[Records excerpted from a collection]
######
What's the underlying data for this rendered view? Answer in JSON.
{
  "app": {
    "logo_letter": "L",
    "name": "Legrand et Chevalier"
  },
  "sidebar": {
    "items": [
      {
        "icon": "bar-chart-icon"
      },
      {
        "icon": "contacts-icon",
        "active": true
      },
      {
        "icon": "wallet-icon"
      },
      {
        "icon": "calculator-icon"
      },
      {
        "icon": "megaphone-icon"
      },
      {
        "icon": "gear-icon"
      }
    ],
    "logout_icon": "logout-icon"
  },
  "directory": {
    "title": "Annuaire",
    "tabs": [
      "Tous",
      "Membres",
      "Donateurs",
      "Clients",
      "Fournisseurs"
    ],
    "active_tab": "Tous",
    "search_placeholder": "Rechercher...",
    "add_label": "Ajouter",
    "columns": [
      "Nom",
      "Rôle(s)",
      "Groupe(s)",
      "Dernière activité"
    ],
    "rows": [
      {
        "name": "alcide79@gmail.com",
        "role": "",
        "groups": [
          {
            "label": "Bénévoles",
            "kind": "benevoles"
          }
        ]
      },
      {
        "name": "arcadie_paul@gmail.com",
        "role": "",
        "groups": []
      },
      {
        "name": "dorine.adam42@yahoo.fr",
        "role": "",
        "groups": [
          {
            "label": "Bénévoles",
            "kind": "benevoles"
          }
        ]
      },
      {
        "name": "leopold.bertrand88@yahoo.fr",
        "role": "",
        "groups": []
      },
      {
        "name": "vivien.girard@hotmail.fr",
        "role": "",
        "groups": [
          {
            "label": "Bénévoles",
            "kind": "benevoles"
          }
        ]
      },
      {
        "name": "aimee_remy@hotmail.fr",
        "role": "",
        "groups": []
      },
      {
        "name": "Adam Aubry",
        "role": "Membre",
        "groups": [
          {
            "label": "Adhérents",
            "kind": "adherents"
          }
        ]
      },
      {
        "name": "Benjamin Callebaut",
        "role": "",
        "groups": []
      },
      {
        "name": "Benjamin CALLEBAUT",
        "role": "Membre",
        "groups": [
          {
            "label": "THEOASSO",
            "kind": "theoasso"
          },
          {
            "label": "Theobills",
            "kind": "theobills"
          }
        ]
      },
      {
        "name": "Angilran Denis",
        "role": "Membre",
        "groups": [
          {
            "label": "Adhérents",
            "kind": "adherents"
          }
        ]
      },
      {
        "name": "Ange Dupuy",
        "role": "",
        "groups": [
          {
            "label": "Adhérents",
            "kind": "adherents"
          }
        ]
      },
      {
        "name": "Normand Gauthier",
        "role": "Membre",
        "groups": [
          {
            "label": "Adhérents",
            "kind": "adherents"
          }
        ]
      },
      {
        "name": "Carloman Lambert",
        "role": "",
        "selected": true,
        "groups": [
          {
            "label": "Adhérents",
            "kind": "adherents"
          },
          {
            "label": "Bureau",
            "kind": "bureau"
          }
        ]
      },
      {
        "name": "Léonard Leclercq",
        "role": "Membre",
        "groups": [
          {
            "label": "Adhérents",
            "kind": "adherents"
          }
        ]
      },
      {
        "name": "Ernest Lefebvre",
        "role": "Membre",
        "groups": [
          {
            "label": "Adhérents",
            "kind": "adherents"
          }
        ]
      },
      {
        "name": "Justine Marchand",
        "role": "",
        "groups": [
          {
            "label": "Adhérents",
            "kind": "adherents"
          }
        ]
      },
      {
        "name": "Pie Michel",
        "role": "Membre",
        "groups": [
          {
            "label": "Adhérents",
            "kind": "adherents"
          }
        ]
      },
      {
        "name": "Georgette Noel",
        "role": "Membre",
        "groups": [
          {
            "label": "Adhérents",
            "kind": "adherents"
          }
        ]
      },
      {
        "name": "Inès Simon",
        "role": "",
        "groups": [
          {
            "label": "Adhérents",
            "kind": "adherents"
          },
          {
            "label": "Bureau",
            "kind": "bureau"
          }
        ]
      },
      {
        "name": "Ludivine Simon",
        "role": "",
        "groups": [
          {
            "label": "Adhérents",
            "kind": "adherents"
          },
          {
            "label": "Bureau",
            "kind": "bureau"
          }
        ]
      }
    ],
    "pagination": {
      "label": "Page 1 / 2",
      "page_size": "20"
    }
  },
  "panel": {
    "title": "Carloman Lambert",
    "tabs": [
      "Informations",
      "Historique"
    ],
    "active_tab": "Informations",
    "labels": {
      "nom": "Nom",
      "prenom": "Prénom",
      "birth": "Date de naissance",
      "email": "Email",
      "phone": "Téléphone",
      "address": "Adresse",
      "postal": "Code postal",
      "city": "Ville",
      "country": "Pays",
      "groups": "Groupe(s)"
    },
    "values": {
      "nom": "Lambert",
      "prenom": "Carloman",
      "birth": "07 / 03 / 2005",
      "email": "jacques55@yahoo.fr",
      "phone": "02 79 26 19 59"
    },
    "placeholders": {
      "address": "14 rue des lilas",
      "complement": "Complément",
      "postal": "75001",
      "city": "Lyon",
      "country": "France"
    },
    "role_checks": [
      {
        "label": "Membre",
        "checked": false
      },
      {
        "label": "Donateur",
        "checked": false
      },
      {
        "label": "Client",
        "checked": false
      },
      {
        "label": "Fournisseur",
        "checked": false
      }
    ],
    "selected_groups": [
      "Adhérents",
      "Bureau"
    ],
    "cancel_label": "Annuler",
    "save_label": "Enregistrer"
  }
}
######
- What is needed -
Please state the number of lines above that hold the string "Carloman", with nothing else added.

- Answer for the task -
3